Upper East Side residents mourning the Whitney Museum’s move last year to the Meatpacking District, fear not! In the ultimate switcheroo, a new museum, the Met Breuer, will fill the Marcel Breuer’s designed building with art once again in March.
The Met Breuer will debut its premiere show “Unfinished: Thoughts Left Visible” comprised of a curation of incomplete works by masters such as da Vinci and Warhol.
Time Out New York had the luxury of being shown around the place pre-opening by Beatrice Galilee, the museum’s associate curator of architecture and design for the Department of Modern and Contemporary Art.
Here are some standouts from top to bottom:
- The lobby features an oversize digital screen, when lit, creating a sea of glowing light fixtures.
- The four-story staircase’s bronze and wooden handrails feature a variety of textured treatments like bush-hammered concrete.
- As Galilee explains, in the ’60s, Breuer was “worried that the whole of New York would become this kind of commercial [city], with glass skyscrapers,” and he wanted the art museum to be a kind of sanctuary from all that.
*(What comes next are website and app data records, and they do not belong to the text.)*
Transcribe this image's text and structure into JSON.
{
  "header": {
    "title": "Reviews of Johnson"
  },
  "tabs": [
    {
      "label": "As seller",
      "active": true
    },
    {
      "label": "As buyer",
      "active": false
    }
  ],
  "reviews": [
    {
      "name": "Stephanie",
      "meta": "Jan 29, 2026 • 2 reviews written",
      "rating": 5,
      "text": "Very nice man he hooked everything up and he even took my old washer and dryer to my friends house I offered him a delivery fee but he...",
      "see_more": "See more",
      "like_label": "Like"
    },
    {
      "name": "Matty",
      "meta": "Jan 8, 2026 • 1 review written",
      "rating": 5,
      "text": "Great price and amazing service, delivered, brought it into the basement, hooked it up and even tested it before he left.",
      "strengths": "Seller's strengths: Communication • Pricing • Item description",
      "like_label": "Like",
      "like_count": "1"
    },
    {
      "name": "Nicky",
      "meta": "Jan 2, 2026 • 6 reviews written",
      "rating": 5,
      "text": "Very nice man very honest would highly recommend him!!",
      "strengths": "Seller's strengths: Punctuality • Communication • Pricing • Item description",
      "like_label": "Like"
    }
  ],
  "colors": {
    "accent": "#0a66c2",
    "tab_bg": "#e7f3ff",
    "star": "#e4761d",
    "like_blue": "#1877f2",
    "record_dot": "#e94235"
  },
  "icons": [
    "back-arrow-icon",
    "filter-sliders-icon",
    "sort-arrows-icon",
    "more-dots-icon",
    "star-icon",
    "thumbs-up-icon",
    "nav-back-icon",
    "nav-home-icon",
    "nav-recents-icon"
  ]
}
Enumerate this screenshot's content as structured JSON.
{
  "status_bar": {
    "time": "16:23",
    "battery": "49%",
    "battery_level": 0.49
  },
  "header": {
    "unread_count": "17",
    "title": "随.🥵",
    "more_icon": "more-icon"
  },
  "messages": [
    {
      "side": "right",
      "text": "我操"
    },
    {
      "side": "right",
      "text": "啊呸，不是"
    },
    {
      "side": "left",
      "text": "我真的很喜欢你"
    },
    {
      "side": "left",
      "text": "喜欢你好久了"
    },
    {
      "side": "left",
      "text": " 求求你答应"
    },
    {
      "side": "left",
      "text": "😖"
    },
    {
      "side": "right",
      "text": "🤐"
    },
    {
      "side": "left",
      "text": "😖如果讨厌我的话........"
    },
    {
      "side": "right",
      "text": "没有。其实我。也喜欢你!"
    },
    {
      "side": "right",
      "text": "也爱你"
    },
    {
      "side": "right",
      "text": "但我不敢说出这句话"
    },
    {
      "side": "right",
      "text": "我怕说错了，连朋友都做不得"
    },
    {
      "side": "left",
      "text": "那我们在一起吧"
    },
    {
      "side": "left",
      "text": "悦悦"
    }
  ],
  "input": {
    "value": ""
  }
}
The outdoor garden designed by Günther Vogt and his team are a nod to Breuer’s vision and features a row of spindly aspens and a low blueberry bush.
- The floors are made up of restored square blue stones, with the exception of the second floor, which post-renovation, are walnut-colored.
And while the structure itself is stunning so stunning (except to fans of mid-century architecture), the art housed inside is.
Check out: “Do It Yourself (Violin)” by Andy Warhol, “The Vision of Saint John” by El Greco, and “Stag (Hirsch)” by Gerhard Richter